The best time in all of 2013 to see the planet Saturn is in late April and May. Earth will pass between Saturn and the sun late this month – April 28, 2013. Want to spot Saturn? Let the Big Dipper introduce you to it. You can always use a star-hopping trick to find the star Spica in any year. In April 2013, look for Saturn to follow Spica into the starry sky at early to mid-evening. The phrase is: follow the arc to Arcturus and drive a spike to Spica.
We’ve shrunk the scale of today’s chart in order to take a wide sweep of sky from northeast to southeast. So when you look in the sky for these stars, know you’ll be looking at a broad expanse of sky – generally eastward in the evening. Why eastward in the evening? Because Spica rises over the southeast horizon around nightfall and Saturn follows suit an hour or so later.
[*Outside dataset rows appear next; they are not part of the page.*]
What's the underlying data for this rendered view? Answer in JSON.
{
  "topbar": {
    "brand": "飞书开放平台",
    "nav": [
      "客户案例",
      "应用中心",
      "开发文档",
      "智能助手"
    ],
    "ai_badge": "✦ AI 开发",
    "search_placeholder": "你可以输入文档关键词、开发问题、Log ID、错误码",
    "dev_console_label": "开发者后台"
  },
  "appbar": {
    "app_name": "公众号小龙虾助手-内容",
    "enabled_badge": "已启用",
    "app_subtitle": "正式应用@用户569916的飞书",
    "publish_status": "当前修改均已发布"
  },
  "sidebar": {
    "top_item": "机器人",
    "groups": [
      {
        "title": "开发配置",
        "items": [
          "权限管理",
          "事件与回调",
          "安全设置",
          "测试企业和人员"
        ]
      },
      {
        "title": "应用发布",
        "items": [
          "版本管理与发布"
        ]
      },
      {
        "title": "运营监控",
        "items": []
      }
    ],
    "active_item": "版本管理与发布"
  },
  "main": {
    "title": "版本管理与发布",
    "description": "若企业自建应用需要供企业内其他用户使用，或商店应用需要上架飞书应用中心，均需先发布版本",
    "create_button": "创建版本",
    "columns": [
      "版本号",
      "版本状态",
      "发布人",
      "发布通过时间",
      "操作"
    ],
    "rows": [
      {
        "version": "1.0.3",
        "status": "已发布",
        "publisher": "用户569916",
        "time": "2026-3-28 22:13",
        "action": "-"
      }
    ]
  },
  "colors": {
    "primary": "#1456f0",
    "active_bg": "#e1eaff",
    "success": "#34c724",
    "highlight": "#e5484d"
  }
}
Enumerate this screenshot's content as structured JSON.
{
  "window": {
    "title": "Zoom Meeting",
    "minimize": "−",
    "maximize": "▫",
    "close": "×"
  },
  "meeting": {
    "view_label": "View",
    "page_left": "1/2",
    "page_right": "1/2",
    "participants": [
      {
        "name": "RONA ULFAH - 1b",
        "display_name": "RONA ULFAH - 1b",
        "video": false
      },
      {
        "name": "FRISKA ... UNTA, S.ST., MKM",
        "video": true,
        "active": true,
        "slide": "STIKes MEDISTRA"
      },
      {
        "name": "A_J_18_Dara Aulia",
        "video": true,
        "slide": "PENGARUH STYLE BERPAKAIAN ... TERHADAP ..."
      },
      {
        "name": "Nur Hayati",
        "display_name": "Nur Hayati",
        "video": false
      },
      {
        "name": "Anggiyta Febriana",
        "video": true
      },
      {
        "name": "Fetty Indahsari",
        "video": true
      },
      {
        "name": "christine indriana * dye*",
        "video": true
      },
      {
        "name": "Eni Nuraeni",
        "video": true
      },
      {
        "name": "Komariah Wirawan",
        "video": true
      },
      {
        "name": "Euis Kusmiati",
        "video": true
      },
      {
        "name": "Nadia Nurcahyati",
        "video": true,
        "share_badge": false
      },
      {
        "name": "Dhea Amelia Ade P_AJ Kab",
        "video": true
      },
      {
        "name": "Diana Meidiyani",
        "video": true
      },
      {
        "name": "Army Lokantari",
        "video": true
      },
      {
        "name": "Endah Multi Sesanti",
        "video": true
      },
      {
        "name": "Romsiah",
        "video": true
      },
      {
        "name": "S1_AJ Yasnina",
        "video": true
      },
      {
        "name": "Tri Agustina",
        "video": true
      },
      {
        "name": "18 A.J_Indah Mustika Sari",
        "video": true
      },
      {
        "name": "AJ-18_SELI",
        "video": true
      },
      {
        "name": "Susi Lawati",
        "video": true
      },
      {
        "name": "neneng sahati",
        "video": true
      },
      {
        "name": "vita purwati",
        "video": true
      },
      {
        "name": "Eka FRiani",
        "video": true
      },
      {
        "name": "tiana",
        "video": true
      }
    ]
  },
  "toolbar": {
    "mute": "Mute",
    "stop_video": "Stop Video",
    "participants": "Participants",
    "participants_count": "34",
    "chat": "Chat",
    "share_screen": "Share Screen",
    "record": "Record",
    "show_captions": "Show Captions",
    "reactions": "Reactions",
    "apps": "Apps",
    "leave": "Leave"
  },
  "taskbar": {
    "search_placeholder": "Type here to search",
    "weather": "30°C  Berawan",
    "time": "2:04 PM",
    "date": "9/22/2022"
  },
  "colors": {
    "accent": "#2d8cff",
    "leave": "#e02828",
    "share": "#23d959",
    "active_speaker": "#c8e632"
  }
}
Follow the arc to Arcturus, and drive a spike to Spica. Find the Big Dipper in the northeast in the evening sky, and follow the curve in the Big Dipper’s handle to the star Arcturus in the constellation Bootes: follow the arc to Arcturus. Now extend the curve in the handle into the southeastern sky: drive a spike to Spica.
At mid-northern latitudes, Saturn should clear the southeast horizon at about 9:30 to 10:30 p.m. local daylight saving time. Hold your fist at an arm length, and then look for Saturn about one and one-half fist-widths below Spica. The planet will shine with a golden color, and, if you contrast it to the star, you will find it doesn’t twinkle as stars do.
Spica in the constellation Virgo looks like one star, but this single point of light is really a multiple star system – with at least two member stars and possibly more – located an estimated distance of 262 light-years away. Spica’s constellation, Virgo, is so large and rambling and difficult to see that we haven’t marked it. But you can look for a little squarish figure to the upper right of Spica on the chart at right. This square star pattern is the constellation Corvus the Crow.
As Earth travels around the sun, all the stars rise four minutes earlier each day. Thus these stars – and the planet Saturn – will be rising earlier and appearing higher in the sky earlier in the evening in the coming months.
Use the Big Dipper to arc to Arcturus and spike Spica – and drop down to Saturn – on these springtime 2013 evenings!